Principal Investigators(s) :
Abt, Karen Lee 
Research Location : Research Triangle Park, NC; Washington, DC
Research Station : Southern Research Station (SRS)
Year : 2017
Highlight ID : 1321

Summary

Increasing extent, severity, and intensity of wildfires has been attributed to a changing climate, and in particular, to increases in average maximum temperatures. Forest Service scientists were invited to contribute to a special report to the Executive Office of the President about fiscal risks of the future. The scientists estimated the impact of climate change on area burned and the cost of suppressing wildfires on lands managed by both the Forest Service and the Department of Interior. Expenditures for suppressing wildfires are a function of these characteristics of wildfires: extent, severity and intensity. So they expect that the Forest Service and Department of Interior agencies will spend increasing amounts to protect people, buildings, and infrastructure from damages from wildfires. The scientists found evidence that the area burned increases as temperatures increase. The results also show that the costs of wildfire are increasing with area burned. While the scientists only used one measure of climate trends, temperature is a good proxy for many of the impacts that a changing climate will have on wildfires. Climate change was represented by using an average of daily maximum temperatures for each region of the U.S. Increased temperatures have been shown to lead to increased lightning, which causes 45 percent of all wildfires. The results of the study indicate federal expenditures on wildfires will continue to increase as long as temperatures continue to increase.

Forest Service Partners
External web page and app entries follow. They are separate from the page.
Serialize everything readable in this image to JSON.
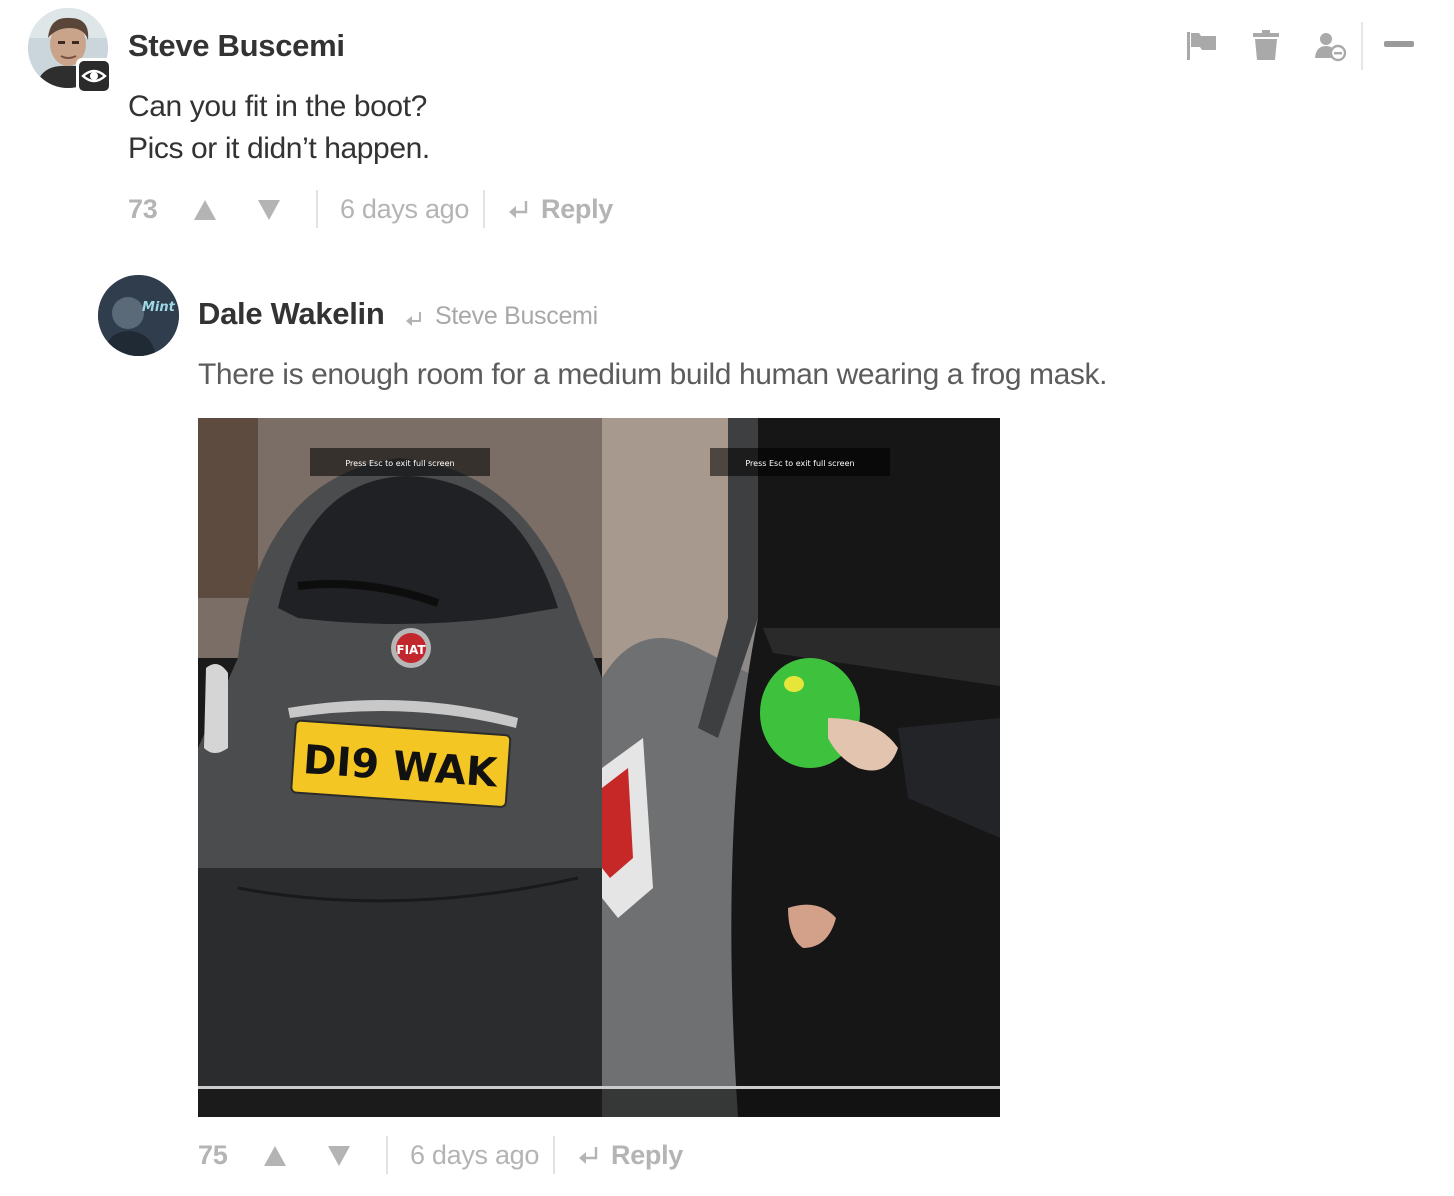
{
  "comments": [
    {
      "author": "Steve Buscemi",
      "lines": [
        "Can you fit in the boot?",
        "Pics or it didn’t happen."
      ],
      "score": "73",
      "time": "6 days ago",
      "reply_label": "Reply",
      "avatar_badge_icon": "eye-icon"
    },
    {
      "author": "Dale Wakelin",
      "reply_to": "Steve Buscemi",
      "lines": [
        "There is enough room for a medium build human wearing a frog mask."
      ],
      "score": "75",
      "time": "6 days ago",
      "reply_label": "Reply",
      "media": {
        "left_overlay": "Press Esc to exit full screen",
        "right_overlay": "Press Esc to exit full screen",
        "plate": "DI9 WAK",
        "badge_text": "FIAT",
        "avatar_text": "Mint"
      }
    }
  ],
  "toolbar": {
    "icons": [
      "flag-icon",
      "trash-icon",
      "block-user-icon",
      "collapse-icon"
    ]
  },
  "colors": {
    "author": "#333333",
    "meta": "#b4b4b4",
    "body": "#333333",
    "reply_body": "#5c5c5c",
    "toolbar_icon": "#a9a9a9"
  }
}
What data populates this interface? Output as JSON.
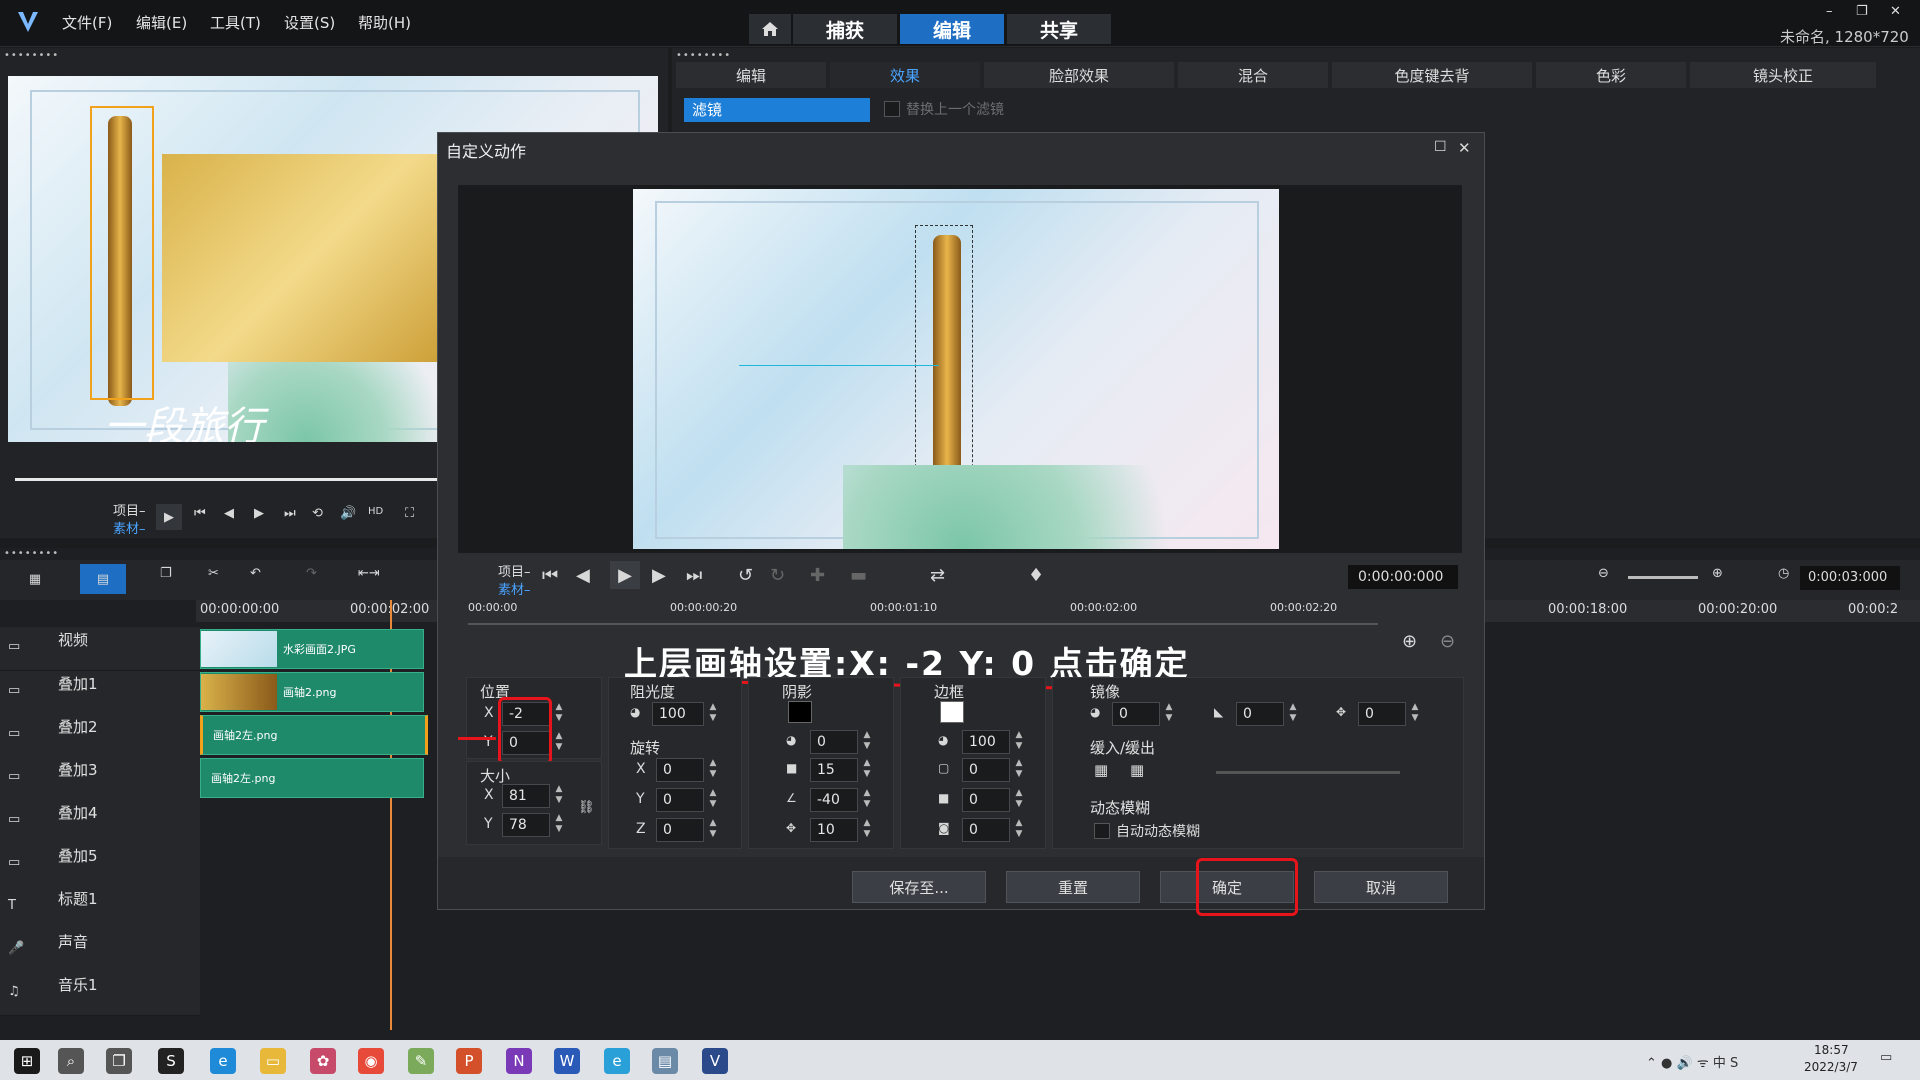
{
  "menu": {
    "file": "文件(F)",
    "edit": "编辑(E)",
    "tools": "工具(T)",
    "settings": "设置(S)",
    "help": "帮助(H)"
  },
  "modes": {
    "capture": "捕获",
    "edit": "编辑",
    "share": "共享"
  },
  "project_info": "未命名, 1280*720",
  "panel_dots": "••••••••",
  "fx_tabs": [
    "编辑",
    "效果",
    "脸部效果",
    "混合",
    "色度键去背",
    "色彩",
    "镜头校正"
  ],
  "filter": {
    "label": "滤镜",
    "replace_prev": "替换上一个滤镜"
  },
  "preview": {
    "project_label": "项目–",
    "clip_label": "素材–",
    "title_overlay": "一段旅行"
  },
  "timeline": {
    "ruler": [
      "00:00:00:00",
      "00:00:02:00"
    ],
    "ruler_right": [
      "00:00:18:00",
      "00:00:20:00",
      "00:00:2"
    ],
    "timecode": "0:00:03:000",
    "tracks": [
      {
        "name": "视频"
      },
      {
        "name": "叠加1"
      },
      {
        "name": "叠加2"
      },
      {
        "name": "叠加3"
      },
      {
        "name": "叠加4"
      },
      {
        "name": "叠加5"
      },
      {
        "name": "标题1"
      },
      {
        "name": "声音"
      },
      {
        "name": "音乐1"
      }
    ],
    "clips": [
      "水彩画面2.JPG",
      "画轴2.png",
      "画轴2左.png",
      "画轴2左.png"
    ]
  },
  "dialog": {
    "title": "自定义动作",
    "project_label": "项目–",
    "clip_label": "素材–",
    "timecode": "0:00:00:000",
    "ruler": [
      "00:00:00",
      "00:00:00:20",
      "00:00:01:10",
      "00:00:02:00",
      "00:00:02:20"
    ],
    "annotation": "上层画轴设置:X: -2 Y: 0 点击确定",
    "position": {
      "label": "位置",
      "x_label": "X",
      "y_label": "Y",
      "x": "-2",
      "y": "0"
    },
    "size": {
      "label": "大小",
      "x_label": "X",
      "y_label": "Y",
      "x": "81",
      "y": "78"
    },
    "opacity": {
      "label": "阻光度",
      "value": "100"
    },
    "rotation": {
      "label": "旋转",
      "x_label": "X",
      "y_label": "Y",
      "z_label": "Z",
      "x": "0",
      "y": "0",
      "z": "0"
    },
    "shadow": {
      "label": "阴影",
      "v1": "0",
      "v2": "15",
      "v3": "-40",
      "v4": "10"
    },
    "border": {
      "label": "边框",
      "v1": "100",
      "v2": "0",
      "v3": "0",
      "v4": "0"
    },
    "mirror": {
      "label": "镜像",
      "v1": "0",
      "v2": "0",
      "v3": "0"
    },
    "ease": {
      "label": "缓入/缓出"
    },
    "motion_blur": {
      "label": "动态模糊",
      "auto": "自动动态模糊"
    },
    "buttons": {
      "save": "保存至...",
      "reset": "重置",
      "ok": "确定",
      "cancel": "取消"
    }
  },
  "taskbar": {
    "time": "18:57",
    "date": "2022/3/7"
  },
  "colors": {
    "accent": "#1e6fc3",
    "annotation": "#e8141c",
    "clip": "#1f8a6a"
  }
}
External Partners

 
  • Office of Management and Budget and Council of Economic Advisors in the Executive Office of the President